Acta Biomater. 2022 Mar 1;140:23-42. doi: 10.1016/j.actbio.2021.12.006. Epub 2021 Dec 10.


The ability of articular cartilage to repair itself is limited because it lacks blood vessels, nerves, and lymph tissue. Once damaged, it can lead to joint swelling and pain, accelerating the progression of osteoarthritis. To date, complete regeneration of hyaline cartilage exhibiting mechanical properties remains an elusive goal, despite the many available technologies. The inflammatory milieu created by cartilage damage is critical for chondrocyte death and hypertrophy, extracellular matrix breakdown, ectopic bone formation, and progression of cartilage injury to osteoarthritis. In the inflammatory microenvironment, mesenchymal stem cells (MSCs) undergo aberrant differentiation, and chondrocytes begin to convert or dedifferentiate into cells with a fibroblast phenotype, thereby resulting in fibrocartilage with poor mechanical qualities. All these factors suggest that inflammatory problems may be a major stumbling block to cartilage repair. To produce a milieu conducive to cartilage repair, multi-dimensional management of the joint inflammatory microenvironment in place and time is required. Therefore, this calls for elucidation of the immune microenvironment of cartilage repair after injury. This review provides a brief overview of: (1) the pathogenesis of cartilage injury; (2) immune cells in cartilage injury and repair; (3) effects of inflammatory cytokines on cartilage repair; (4) clinical strategies for treating cartilage defects; and (5) strategies for targeted immunoregulation in cartilage repair. STATEMENT OF SIGNIFICANCE: Immune response is increasingly considered the key factor affecting cartilage repair. It has both negative and positive regulatory effects on the process of regeneration and repair. Proinflammatory factors are secreted in large numbers, and necrotic cartilage is removed. During the repair period, immune cells can secrete anti-inflammatory factors and chondrogenic cytokines, which can inhibit inflammation and promote cartilage repair. However, inflammatory factors persist, which accelerate the degradation of the cartilage matrix. Furthermore, in an inflammatory microenvironment, MSCs undergo abnormal differentiation, and chondrocytes begin to transform or dedifferentiate into fibroblast-like cells, forming fibrocartilage with poor mechanical properties. Consequently, cartilage regeneration requires multi-dimensional regulation of the joint inflammatory microenvironment in space and time to make it conducive to cartilage regeneration.
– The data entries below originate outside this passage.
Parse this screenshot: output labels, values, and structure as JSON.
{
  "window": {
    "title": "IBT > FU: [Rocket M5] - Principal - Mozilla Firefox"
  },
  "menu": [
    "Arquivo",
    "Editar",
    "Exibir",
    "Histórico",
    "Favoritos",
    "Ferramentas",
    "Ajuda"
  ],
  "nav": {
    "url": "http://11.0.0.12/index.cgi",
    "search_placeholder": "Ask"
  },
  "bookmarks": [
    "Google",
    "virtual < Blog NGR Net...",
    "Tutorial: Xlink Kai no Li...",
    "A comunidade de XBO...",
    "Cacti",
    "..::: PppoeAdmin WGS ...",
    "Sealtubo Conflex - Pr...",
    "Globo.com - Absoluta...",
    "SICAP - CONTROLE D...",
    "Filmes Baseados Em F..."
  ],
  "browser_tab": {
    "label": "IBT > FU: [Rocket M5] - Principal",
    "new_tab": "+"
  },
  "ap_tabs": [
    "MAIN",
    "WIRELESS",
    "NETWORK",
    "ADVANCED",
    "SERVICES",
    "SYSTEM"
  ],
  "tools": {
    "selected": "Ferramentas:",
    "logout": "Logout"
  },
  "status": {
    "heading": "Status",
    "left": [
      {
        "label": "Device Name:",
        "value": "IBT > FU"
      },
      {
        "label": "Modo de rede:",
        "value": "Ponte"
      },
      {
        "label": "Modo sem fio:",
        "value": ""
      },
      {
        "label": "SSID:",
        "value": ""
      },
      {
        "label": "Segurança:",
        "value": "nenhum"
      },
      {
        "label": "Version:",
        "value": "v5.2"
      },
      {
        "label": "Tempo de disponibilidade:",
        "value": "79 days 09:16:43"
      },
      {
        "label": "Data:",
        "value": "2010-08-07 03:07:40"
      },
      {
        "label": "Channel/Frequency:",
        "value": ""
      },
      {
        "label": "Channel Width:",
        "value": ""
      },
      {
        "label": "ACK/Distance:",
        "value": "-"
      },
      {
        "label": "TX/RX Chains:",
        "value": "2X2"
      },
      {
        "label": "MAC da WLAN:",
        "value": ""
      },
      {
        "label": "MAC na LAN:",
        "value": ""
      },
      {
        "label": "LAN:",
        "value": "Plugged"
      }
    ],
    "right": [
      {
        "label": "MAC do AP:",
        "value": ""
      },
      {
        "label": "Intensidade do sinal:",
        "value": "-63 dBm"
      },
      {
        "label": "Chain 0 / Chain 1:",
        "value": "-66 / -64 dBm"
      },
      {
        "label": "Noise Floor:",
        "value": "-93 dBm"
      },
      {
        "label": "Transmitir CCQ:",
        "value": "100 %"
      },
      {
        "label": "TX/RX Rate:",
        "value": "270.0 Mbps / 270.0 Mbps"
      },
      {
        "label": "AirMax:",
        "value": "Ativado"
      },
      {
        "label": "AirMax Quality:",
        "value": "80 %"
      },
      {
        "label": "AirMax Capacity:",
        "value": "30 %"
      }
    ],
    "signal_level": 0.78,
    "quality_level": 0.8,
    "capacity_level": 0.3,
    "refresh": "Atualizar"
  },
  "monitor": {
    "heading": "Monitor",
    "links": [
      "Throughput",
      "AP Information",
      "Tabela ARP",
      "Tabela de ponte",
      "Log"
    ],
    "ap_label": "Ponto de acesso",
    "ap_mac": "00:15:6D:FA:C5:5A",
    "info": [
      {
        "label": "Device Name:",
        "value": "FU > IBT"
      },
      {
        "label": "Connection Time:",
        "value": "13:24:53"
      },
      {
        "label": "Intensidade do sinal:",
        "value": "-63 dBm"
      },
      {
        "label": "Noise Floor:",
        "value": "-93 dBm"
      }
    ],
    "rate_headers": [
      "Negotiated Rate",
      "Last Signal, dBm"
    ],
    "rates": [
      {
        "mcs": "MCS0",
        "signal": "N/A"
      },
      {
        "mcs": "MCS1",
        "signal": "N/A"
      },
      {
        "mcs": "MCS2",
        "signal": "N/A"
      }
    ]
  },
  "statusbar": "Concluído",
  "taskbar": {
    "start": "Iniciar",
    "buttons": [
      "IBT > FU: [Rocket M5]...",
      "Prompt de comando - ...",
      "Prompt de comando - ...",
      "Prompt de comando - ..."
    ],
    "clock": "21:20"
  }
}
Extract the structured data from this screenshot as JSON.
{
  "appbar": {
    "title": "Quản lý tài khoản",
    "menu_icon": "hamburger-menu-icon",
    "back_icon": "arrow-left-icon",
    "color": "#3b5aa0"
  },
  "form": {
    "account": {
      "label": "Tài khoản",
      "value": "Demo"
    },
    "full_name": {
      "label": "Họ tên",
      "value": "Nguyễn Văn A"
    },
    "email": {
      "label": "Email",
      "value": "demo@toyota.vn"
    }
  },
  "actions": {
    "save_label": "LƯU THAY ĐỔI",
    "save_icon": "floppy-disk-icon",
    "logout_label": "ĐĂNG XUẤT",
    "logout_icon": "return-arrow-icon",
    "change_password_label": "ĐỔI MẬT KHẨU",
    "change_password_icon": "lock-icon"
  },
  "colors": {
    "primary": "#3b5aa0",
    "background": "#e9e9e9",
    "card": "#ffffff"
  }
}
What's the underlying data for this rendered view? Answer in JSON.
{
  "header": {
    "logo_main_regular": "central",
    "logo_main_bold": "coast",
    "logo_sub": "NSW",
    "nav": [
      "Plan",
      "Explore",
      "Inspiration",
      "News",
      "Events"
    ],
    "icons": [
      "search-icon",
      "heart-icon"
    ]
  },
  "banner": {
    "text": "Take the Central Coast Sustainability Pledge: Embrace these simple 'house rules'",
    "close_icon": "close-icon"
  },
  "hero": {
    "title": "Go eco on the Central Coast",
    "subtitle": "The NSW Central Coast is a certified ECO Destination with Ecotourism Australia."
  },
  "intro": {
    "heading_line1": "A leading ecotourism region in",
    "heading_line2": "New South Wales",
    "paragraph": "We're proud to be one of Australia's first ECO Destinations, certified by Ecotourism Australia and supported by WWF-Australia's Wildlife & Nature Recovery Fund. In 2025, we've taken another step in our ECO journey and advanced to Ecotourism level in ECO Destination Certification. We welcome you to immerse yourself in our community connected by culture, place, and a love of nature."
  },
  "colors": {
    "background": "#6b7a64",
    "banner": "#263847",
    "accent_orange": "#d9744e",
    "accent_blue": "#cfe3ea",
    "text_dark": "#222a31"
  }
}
Keywords: Biomaterials; Cartilage injury; Cartilage repair; Immune microenvironment; Inflammation.

Publication types

  • Research Support, Non-U.S. Gov't
  • Review

MeSH terms

  • Cartilage Diseases* / metabolism
  • Cartilage, Articular*
  • Cell Differentiation / genetics
  • Chondrocytes
  • Chondrogenesis
  • Humans
  • Osteoarthritis* / pathology
  • Tissue Engineering